Years After Boy's Cancer Remission, Family Still Advocating For Research Funding
CEDAR RAPIDS, Iowa - Jack Hoeger just turned 14 three weeks ago and his family of five marked it in their Cedar Rapids home with another celebration on June 27th.
"He was here, celebrating it," said his mother, Jen. "We had a great time."
Ever since he was five, Jack has battled cancer or its post-remission effects. A rare form of brain cancer took over his body in his early years and, in 2005, the Hoegers received the diagnosis they feared.
Jack's cancer has been in remission since 2006 but the effects are still clear.

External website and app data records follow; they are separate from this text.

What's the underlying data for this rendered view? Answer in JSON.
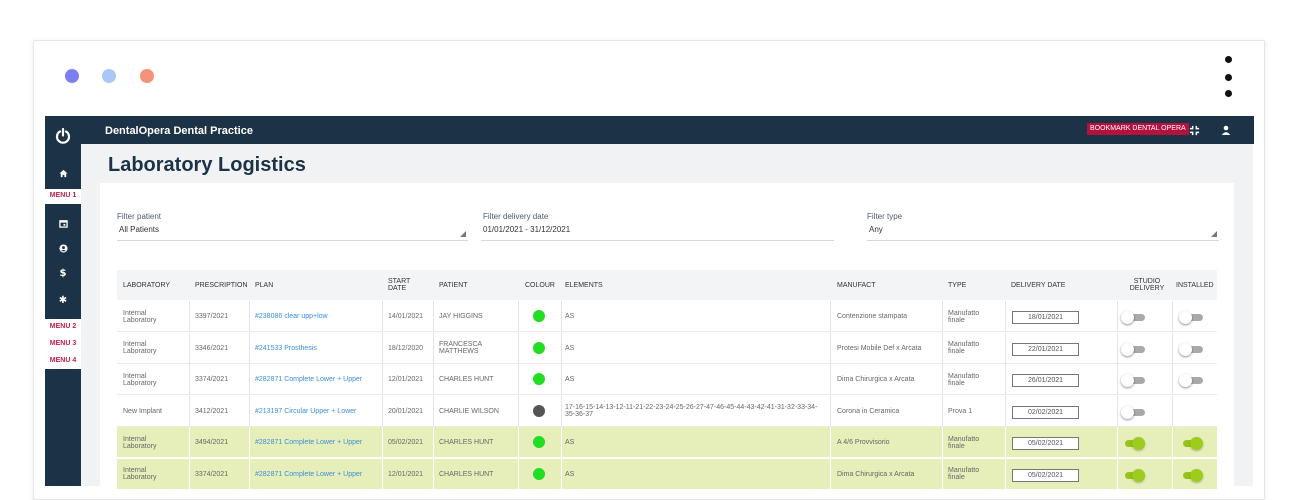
{
  "window": {
    "dots": [
      {
        "name": "dot-blue",
        "color": "#7b7ff0"
      },
      {
        "name": "dot-lightblue",
        "color": "#a9c8f6"
      },
      {
        "name": "dot-orange",
        "color": "#f6917a"
      }
    ]
  },
  "app": {
    "practice_name": "DentalOpera Dental Practice",
    "bookmark_label": "BOOKMARK DENTAL OPERA"
  },
  "sidebar": {
    "menu1": "MENU 1",
    "menu2": "MENU 2",
    "menu3": "MENU 3",
    "menu4": "MENU 4"
  },
  "page": {
    "title": "Laboratory Logistics"
  },
  "filters": {
    "patient_label": "Filter patient",
    "patient_value": "All Patients",
    "date_label": "Filter delivery date",
    "date_value": "01/01/2021 - 31/12/2021",
    "type_label": "Filter type",
    "type_value": "Any"
  },
  "table": {
    "headers": {
      "laboratory": "LABORATORY",
      "prescription": "PRESCRIPTION",
      "plan": "PLAN",
      "start_date_1": "START",
      "start_date_2": "DATE",
      "patient": "PATIENT",
      "colour": "COLOUR",
      "elements": "ELEMENTS",
      "manufact": "MANUFACT",
      "type": "TYPE",
      "delivery_date": "DELIVERY DATE",
      "studio_delivery_1": "STUDIO",
      "studio_delivery_2": "DELIVERY",
      "installed": "INSTALLED"
    },
    "rows": [
      {
        "lab1": "Internal",
        "lab2": "Laboratory",
        "prescription": "3397/2021",
        "plan": "#238086 clear upp+low",
        "start": "14/01/2021",
        "patient1": "JAY HIGGINS",
        "patient2": "",
        "colour": "#22dd22",
        "elements": "AS",
        "elements2": "",
        "manufact": "Contenzione stampata",
        "type1": "Manufatto",
        "type2": "finale",
        "delivery": "18/01/2021",
        "studio": false,
        "installed": false
      },
      {
        "lab1": "Internal",
        "lab2": "Laboratory",
        "prescription": "3346/2021",
        "plan": "#241533 Prosthesis",
        "start": "18/12/2020",
        "patient1": "FRANCESCA",
        "patient2": "MATTHEWS",
        "colour": "#22dd22",
        "elements": "AS",
        "elements2": "",
        "manufact": "Protesi Mobile Def x Arcata",
        "type1": "Manufatto",
        "type2": "finale",
        "delivery": "22/01/2021",
        "studio": false,
        "installed": false
      },
      {
        "lab1": "Internal",
        "lab2": "Laboratory",
        "prescription": "3374/2021",
        "plan": "#282871 Complete Lower + Upper",
        "start": "12/01/2021",
        "patient1": "CHARLES HUNT",
        "patient2": "",
        "colour": "#22dd22",
        "elements": "AS",
        "elements2": "",
        "manufact": "Dima Chirurgica x Arcata",
        "type1": "Manufatto",
        "type2": "finale",
        "delivery": "26/01/2021",
        "studio": false,
        "installed": false
      },
      {
        "lab1": "New Implant",
        "lab2": "",
        "prescription": "3412/2021",
        "plan": "#213197 Circular Upper + Lower",
        "start": "20/01/2021",
        "patient1": "CHARLIE WILSON",
        "patient2": "",
        "colour": "#555555",
        "elements": "17-16-15-14-13-12-11-21-22-23-24-25-26-27-47-46-45-44-43-42-41-31-32-33-34-",
        "elements2": "35-36-37",
        "manufact": "Corona in Ceramica",
        "type1": "Prova 1",
        "type2": "",
        "delivery": "02/02/2021",
        "studio": false,
        "installed": null
      },
      {
        "lab1": "Internal",
        "lab2": "Laboratory",
        "prescription": "3494/2021",
        "plan": "#282871 Complete Lower + Upper",
        "start": "05/02/2021",
        "patient1": "CHARLES HUNT",
        "patient2": "",
        "colour": "#22dd22",
        "elements": "AS",
        "elements2": "",
        "manufact": "A 4/6 Provvisorio",
        "type1": "Manufatto",
        "type2": "finale",
        "delivery": "05/02/2021",
        "studio": true,
        "installed": true
      },
      {
        "lab1": "Internal",
        "lab2": "Laboratory",
        "prescription": "3374/2021",
        "plan": "#282871 Complete Lower + Upper",
        "start": "12/01/2021",
        "patient1": "CHARLES HUNT",
        "patient2": "",
        "colour": "#22dd22",
        "elements": "AS",
        "elements2": "",
        "manufact": "Dima Chirurgica x Arcata",
        "type1": "Manufatto",
        "type2": "finale",
        "delivery": "05/02/2021",
        "studio": true,
        "installed": true
      }
    ]
  },
  "icons": {
    "power": "power-icon",
    "home": "home-icon",
    "calendar": "calendar-icon",
    "user_circle": "user-circle-icon",
    "dollar": "dollar-icon",
    "gear": "gear-icon",
    "shrink": "shrink-icon",
    "user": "user-icon",
    "kebab": "kebab-menu-icon"
  },
  "colors": {
    "navy": "#1c3347",
    "accent_red": "#b3123f",
    "link_blue": "#3a8fd8",
    "highlight_row": "#e6efba",
    "toggle_on": "#99c21a"
  }
}
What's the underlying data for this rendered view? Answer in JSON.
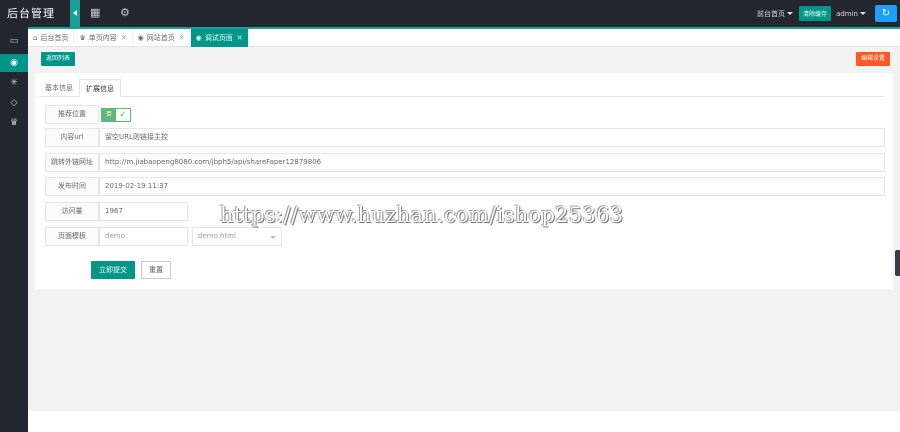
{
  "app": {
    "title": "后台管理"
  },
  "topbar": {
    "home_link": "前台首页",
    "clear_cache": "清除缓存",
    "user": "admin",
    "refresh_icon": "refresh-icon"
  },
  "sidebar": {
    "icons": [
      "layout-icon",
      "target-icon",
      "dashboard-icon",
      "diamond-icon",
      "crown-icon"
    ]
  },
  "tabs": [
    {
      "label": "后台首页",
      "icon": "home-icon",
      "closable": false,
      "active": false
    },
    {
      "label": "单页内容",
      "icon": "crown-icon",
      "closable": true,
      "active": false
    },
    {
      "label": "网站首页",
      "icon": "target-icon",
      "closable": true,
      "active": false
    },
    {
      "label": "调试页面",
      "icon": "target-icon",
      "closable": true,
      "active": true
    }
  ],
  "actions": {
    "return": "返回列表",
    "edit": "编辑设置"
  },
  "form_tabs": {
    "basic": "基本信息",
    "extended": "扩展信息"
  },
  "form": {
    "recommend": {
      "label": "推荐位置",
      "value": "否"
    },
    "url": {
      "label": "内容url",
      "value": "留空URL则链接主控"
    },
    "jump": {
      "label": "跳转外链网址",
      "value": "http://m.jiabaopeng8080.com/jbph5/api/shareFaper12879806"
    },
    "time": {
      "label": "发布时间",
      "value": "2019-02-19 11:37"
    },
    "views": {
      "label": "访问量",
      "value": "1967"
    },
    "template": {
      "label": "页面模板",
      "value": "demo",
      "select": "demo.html"
    }
  },
  "buttons": {
    "submit": "立即提交",
    "reset": "重置"
  },
  "watermark": "https://www.huzhan.com/ishop25363"
}
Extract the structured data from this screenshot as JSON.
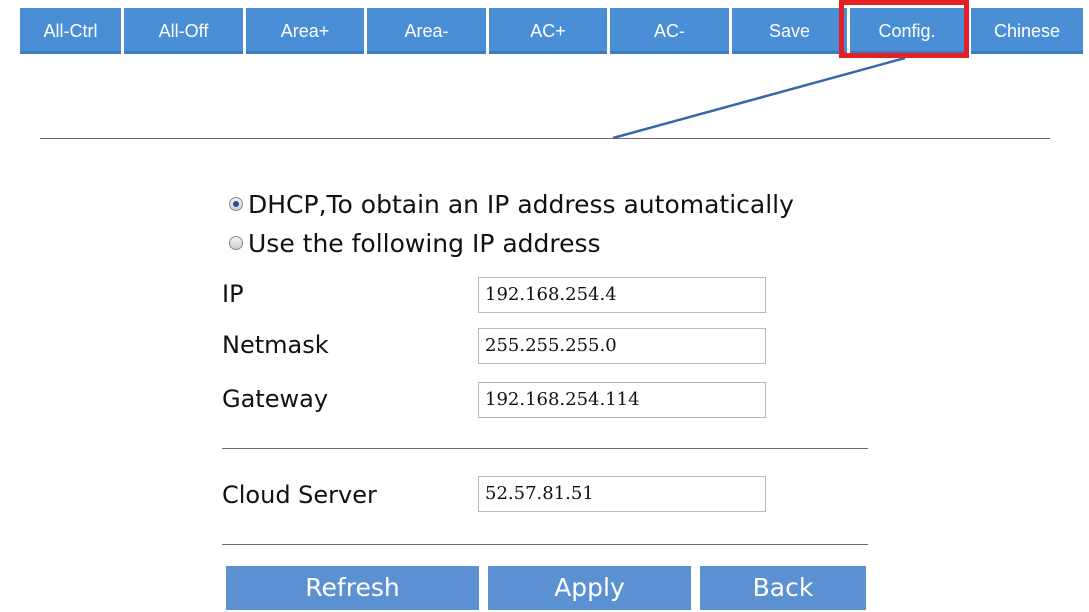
{
  "toolbar": {
    "buttons": [
      {
        "label": "All-Ctrl"
      },
      {
        "label": "All-Off"
      },
      {
        "label": "Area+"
      },
      {
        "label": "Area-"
      },
      {
        "label": "AC+"
      },
      {
        "label": "AC-"
      },
      {
        "label": "Save"
      },
      {
        "label": "Config."
      },
      {
        "label": "Chinese"
      }
    ],
    "highlighted_button": "Config.",
    "highlight_color": "#e41f26",
    "button_color": "#4a8fd6"
  },
  "network": {
    "dhcp_label": "DHCP,To obtain an IP address automatically",
    "static_label": "Use the following IP address",
    "selected_mode": "dhcp",
    "fields": {
      "ip": {
        "label": "IP",
        "value": "192.168.254.4"
      },
      "netmask": {
        "label": "Netmask",
        "value": "255.255.255.0"
      },
      "gateway": {
        "label": "Gateway",
        "value": "192.168.254.114"
      }
    }
  },
  "cloud": {
    "label": "Cloud Server",
    "value": "52.57.81.51"
  },
  "actions": {
    "refresh_label": "Refresh",
    "apply_label": "Apply",
    "back_label": "Back",
    "button_color": "#5b91d3"
  },
  "icons": {
    "radio_checked": "radio-checked-icon",
    "radio_unchecked": "radio-unchecked-icon"
  }
}
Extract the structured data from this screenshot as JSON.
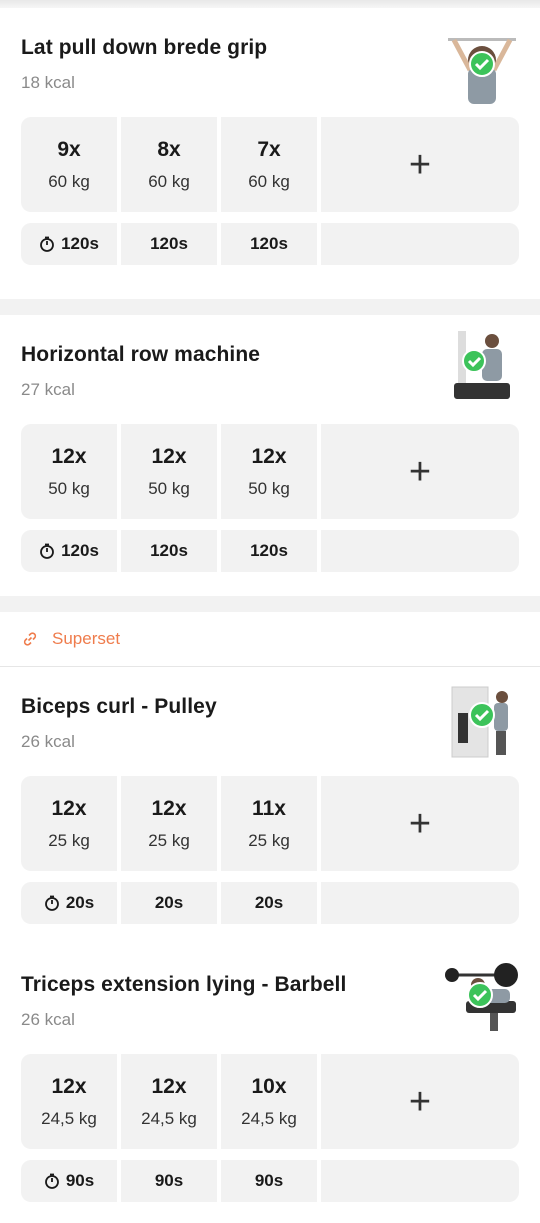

"In a day, he takes 14 pills, takes a shot and takes a liquid sterioud and our seizures still aren't controlled with all of that," said Jen. Last year, Jen said doctors removed part of her son's frontal lobe to try and control the seizures.
During one of the hottest stretches of the summer, Jen and her three children are staying cool in their home. Jack shows off his room, flanked by his siblings, Ben, 11 and Ella, 9. He offers irresistible strawberry wafers to any stranger in his house and even offers his favorite wrestling moves.
"This kid is the most amazing kid on doing what he needs to do," said Jen.
It is that inspiration that led Jen to fly to Washington, D.C. earlier this month with a handful of other advocates for prioritizing cancer funding. The two-day trip included meetings with Reps. Bruce Braley and Dave Loebsack as well as Senators Chuck Grassley and Tom Harkin.
"I was eager to tell our story again but I was also eager to tell everybody else's story because Jack is not the only one who has cancer," said Jen. "Cancer affects, unfortunately, everybody."
The signs of Jack's struggle and courage fill their home. The most striking image may be the family's 2005 Christmas card, with Jack's siblings each holding one of his hands as they walk down a leaf-covered path. It captures the essence of the boy's journey that his family lives with each day.
It was also that image that graces Martin Hoeger's book, "One Left Handed Hug", published in 2009 through a father's eyes watching his little boy struggle with this cancer that filled his body but did not overtake his spirit.
Now six years into remission and years after his cancer story was first shared in Iowa, Jack shares some of the usual characteristics of a teenage boy. Camping out by the fridge in the summer. Playing baseball with his friends. Watching movies and pondering his favorite wrestling moves.
Jen and Martin live a visible life around the area as their children do participate in various cancer awareness events in Eastern Iowa. For those of us who are parents and do spot the Hoegers, Jen asks to keep this in mind.
"It's not just about Jack," said Jen. "Ben and Ella have been affected by this since Day One. Ben has been the older brother and Ella helps Jack with everything. It's hard to be the younger siblings but they have done it with grace and style."